** Opening Dataset extract block **
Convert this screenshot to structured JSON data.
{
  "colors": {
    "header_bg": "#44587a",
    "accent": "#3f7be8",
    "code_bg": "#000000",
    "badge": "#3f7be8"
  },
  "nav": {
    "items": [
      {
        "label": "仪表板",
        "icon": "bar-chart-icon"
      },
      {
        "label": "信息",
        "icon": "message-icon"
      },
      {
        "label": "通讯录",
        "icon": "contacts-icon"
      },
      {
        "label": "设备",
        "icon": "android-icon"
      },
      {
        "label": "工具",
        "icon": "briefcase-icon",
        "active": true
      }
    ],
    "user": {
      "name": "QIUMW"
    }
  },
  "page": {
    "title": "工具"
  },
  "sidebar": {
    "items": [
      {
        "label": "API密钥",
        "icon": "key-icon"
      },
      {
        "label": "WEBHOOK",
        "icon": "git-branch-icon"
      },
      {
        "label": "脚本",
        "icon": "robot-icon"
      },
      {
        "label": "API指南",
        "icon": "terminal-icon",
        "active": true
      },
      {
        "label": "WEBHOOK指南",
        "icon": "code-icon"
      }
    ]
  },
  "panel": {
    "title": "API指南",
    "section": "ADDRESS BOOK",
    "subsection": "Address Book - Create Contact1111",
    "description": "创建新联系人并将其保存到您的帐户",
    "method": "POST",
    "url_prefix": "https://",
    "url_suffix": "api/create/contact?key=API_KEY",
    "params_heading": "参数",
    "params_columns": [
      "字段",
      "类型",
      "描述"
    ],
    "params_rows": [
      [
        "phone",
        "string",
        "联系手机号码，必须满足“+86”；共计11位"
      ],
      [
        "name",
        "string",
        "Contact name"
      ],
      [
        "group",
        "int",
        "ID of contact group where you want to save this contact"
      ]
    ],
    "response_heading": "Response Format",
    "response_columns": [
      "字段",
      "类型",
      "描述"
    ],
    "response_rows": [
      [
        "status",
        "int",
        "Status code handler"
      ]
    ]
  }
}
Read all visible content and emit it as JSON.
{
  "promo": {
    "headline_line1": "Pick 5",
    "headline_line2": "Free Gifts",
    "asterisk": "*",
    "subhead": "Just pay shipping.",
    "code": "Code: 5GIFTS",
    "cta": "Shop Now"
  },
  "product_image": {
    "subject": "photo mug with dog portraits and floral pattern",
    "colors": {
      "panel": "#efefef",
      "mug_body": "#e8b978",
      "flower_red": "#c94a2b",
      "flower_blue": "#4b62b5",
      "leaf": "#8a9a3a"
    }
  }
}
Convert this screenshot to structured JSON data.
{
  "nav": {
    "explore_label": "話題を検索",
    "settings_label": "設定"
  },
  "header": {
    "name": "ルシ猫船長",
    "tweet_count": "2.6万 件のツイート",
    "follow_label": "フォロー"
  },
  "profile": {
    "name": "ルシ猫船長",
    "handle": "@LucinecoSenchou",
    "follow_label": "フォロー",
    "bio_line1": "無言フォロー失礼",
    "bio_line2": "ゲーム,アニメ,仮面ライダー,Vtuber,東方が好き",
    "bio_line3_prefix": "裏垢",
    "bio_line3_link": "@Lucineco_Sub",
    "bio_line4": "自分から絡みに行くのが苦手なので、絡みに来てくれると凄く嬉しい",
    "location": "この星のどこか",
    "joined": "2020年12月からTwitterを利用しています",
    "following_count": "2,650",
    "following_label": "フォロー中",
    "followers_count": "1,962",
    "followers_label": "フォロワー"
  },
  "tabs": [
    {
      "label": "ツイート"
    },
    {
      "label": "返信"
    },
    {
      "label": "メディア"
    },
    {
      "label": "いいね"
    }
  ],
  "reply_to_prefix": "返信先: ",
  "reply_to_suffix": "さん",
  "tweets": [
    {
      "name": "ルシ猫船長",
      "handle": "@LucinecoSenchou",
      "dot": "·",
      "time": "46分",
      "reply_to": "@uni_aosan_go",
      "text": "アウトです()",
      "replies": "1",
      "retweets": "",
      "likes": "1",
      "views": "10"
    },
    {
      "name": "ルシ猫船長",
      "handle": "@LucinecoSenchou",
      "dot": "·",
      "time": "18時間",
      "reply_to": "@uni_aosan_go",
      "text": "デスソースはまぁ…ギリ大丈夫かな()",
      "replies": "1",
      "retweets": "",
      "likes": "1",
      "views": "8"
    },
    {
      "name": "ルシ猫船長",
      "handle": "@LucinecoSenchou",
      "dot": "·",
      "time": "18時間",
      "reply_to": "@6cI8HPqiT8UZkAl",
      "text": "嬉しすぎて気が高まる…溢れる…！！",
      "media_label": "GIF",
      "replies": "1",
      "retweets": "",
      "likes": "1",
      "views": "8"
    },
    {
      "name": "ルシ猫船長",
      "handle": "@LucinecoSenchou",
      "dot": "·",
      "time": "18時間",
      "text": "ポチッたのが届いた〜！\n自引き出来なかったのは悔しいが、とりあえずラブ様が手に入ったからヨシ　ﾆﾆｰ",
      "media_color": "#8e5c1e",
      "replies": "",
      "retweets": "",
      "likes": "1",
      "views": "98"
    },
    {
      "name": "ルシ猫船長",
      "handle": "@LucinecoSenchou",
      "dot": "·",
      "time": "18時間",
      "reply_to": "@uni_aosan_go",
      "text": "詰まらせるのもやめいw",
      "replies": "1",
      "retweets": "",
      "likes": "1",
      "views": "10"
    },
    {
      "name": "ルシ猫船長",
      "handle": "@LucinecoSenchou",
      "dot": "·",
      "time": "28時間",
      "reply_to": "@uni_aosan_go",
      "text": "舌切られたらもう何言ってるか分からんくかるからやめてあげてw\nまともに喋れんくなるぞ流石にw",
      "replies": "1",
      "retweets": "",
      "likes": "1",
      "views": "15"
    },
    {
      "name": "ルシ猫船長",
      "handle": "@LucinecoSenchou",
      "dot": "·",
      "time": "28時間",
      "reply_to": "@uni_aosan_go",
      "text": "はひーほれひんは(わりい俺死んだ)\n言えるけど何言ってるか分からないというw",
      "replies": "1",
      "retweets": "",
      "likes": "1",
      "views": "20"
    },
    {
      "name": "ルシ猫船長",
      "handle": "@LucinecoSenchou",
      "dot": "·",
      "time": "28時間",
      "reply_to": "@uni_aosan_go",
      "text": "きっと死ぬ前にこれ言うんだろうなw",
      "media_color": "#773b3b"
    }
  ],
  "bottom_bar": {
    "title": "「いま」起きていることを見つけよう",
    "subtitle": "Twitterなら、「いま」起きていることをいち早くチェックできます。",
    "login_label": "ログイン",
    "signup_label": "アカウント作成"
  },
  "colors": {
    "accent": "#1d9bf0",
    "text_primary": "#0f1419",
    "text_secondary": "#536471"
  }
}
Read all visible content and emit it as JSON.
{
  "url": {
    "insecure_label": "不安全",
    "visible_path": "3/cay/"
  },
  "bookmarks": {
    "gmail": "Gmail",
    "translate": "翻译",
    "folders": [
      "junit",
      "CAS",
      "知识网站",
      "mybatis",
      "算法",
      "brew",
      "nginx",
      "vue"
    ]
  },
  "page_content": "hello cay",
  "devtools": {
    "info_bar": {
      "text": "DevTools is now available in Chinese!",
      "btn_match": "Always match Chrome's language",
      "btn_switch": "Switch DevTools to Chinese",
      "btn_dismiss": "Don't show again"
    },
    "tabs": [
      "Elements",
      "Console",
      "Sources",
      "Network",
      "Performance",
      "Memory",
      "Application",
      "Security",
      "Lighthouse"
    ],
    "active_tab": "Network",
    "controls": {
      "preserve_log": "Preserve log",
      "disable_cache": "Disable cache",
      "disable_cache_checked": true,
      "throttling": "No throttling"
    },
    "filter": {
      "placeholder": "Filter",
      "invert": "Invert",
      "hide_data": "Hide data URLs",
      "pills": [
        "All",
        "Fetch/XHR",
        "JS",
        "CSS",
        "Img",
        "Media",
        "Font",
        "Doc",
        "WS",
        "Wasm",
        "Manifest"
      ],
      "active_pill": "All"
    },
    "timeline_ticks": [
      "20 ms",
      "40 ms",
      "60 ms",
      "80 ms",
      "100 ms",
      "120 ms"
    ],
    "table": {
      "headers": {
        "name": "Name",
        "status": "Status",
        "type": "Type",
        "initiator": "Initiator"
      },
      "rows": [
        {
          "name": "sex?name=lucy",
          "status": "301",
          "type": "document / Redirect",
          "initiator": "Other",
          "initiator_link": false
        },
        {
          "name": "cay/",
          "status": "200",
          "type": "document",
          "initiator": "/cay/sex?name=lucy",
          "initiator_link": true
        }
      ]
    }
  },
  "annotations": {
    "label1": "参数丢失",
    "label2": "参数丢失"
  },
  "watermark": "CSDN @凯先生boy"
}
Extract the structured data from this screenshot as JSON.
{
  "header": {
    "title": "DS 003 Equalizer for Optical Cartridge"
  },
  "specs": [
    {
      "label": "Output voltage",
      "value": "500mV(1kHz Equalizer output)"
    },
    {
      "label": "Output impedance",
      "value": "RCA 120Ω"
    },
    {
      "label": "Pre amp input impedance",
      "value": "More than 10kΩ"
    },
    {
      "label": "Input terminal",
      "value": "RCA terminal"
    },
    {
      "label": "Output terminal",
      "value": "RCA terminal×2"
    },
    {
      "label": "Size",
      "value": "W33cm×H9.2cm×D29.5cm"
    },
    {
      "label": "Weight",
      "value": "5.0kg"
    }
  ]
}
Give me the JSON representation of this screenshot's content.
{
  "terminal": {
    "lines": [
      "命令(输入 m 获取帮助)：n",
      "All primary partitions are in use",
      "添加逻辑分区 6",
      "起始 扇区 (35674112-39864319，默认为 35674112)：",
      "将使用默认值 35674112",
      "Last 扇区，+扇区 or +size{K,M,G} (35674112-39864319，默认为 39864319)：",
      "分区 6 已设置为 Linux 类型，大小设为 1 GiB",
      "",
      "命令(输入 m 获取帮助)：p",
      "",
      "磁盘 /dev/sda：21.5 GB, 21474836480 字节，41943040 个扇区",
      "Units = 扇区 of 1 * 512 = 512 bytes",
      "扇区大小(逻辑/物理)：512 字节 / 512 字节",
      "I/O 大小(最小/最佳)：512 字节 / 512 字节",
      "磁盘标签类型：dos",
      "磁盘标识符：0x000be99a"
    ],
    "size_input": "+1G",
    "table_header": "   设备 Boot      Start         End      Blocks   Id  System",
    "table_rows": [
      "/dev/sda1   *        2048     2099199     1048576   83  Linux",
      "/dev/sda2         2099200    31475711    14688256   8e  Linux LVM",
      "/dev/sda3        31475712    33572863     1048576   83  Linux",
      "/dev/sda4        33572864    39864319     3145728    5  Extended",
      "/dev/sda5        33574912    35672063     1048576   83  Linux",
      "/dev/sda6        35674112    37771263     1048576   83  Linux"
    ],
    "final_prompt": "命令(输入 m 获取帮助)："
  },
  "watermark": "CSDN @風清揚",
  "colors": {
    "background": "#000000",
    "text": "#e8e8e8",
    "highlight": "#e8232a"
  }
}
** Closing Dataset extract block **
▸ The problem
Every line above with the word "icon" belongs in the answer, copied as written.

▸ Result for this exercise
        "icon": "bar-chart-icon"
        "icon": "message-icon"
        "icon": "contacts-icon"
        "icon": "android-icon"
        "icon": "briefcase-icon",
        "icon": "key-icon"
        "icon": "git-branch-icon"
        "icon": "robot-icon"
        "icon": "terminal-icon",
        "icon": "code-icon"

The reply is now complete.